[Opening Supplied material section]

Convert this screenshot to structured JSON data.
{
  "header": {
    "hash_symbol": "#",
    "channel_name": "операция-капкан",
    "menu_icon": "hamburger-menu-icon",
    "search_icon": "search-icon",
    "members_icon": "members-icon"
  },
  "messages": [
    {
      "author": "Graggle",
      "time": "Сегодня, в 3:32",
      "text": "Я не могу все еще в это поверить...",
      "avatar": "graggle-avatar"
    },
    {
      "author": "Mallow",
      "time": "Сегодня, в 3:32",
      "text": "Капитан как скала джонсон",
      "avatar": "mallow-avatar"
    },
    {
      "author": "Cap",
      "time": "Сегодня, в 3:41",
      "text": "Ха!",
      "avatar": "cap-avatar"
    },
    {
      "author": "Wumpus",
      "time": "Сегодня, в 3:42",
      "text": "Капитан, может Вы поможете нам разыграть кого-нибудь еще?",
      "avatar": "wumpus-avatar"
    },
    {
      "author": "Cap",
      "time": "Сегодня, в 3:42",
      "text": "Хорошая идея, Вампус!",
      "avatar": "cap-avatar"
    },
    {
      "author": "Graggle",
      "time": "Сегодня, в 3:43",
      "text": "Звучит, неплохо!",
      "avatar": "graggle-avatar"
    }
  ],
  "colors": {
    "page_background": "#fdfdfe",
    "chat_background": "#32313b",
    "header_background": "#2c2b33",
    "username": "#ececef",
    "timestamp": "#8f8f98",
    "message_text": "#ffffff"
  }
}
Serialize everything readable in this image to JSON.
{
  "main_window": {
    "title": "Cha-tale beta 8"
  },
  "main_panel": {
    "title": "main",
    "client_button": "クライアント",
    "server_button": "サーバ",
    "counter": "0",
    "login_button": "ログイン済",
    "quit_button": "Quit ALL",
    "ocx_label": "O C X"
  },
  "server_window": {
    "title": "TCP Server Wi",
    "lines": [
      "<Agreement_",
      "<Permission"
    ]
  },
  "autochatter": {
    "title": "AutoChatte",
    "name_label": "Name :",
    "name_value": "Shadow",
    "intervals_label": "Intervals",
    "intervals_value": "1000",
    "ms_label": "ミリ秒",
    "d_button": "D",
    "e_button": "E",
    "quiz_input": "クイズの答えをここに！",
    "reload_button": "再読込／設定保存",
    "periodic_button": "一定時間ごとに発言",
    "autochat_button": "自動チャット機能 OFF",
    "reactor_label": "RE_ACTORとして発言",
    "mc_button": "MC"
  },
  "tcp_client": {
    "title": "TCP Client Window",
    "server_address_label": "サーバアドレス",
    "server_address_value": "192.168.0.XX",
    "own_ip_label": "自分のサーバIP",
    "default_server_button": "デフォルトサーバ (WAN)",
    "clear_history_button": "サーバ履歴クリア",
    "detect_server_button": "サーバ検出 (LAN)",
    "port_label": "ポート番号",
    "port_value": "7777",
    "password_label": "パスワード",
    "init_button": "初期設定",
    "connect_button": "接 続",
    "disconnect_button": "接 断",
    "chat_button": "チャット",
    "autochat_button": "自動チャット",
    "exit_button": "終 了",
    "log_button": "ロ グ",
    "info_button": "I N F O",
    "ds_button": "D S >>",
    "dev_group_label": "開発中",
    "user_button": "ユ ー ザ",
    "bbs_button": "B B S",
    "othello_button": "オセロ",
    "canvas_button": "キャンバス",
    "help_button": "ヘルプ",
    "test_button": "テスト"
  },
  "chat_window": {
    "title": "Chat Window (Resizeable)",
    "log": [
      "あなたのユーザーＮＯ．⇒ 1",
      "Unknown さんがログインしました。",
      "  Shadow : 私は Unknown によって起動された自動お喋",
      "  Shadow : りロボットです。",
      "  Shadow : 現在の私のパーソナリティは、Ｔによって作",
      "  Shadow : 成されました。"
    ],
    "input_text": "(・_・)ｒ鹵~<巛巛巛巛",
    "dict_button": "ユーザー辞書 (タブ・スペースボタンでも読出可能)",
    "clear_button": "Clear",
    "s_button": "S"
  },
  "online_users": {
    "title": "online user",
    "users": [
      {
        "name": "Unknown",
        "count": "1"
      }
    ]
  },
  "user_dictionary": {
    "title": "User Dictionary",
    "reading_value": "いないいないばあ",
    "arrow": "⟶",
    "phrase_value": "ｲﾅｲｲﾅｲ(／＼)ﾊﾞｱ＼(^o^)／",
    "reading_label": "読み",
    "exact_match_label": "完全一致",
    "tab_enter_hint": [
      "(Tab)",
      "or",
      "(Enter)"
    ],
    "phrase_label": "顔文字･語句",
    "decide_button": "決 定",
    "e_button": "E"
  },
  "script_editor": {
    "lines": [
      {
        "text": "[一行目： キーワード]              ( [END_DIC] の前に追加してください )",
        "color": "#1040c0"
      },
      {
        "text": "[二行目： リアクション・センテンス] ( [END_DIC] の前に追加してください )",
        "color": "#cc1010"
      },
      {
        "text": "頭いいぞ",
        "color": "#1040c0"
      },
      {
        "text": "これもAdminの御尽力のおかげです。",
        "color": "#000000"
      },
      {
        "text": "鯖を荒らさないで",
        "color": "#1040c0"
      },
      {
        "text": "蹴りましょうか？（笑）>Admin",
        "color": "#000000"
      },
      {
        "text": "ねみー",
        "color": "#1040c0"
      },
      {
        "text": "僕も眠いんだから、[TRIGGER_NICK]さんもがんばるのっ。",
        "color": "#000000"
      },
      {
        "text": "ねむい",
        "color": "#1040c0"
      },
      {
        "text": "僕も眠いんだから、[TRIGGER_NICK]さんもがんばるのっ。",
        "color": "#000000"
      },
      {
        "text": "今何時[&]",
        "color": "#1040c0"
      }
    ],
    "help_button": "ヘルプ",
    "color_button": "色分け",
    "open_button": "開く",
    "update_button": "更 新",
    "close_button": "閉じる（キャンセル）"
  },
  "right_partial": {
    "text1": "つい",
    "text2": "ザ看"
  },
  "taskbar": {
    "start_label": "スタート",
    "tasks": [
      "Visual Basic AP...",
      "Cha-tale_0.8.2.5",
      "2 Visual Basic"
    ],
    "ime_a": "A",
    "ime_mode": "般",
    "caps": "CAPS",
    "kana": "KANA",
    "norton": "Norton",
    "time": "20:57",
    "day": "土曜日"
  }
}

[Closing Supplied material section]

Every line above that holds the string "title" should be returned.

» **Written solution**
    "title": "Cha-tale beta 8"
    "title": "main",
    "title": "TCP Server Wi",
    "title": "AutoChatte",
    "title": "TCP Client Window",
    "title": "Chat Window (Resizeable)",
    "title": "online user",
    "title": "User Dictionary",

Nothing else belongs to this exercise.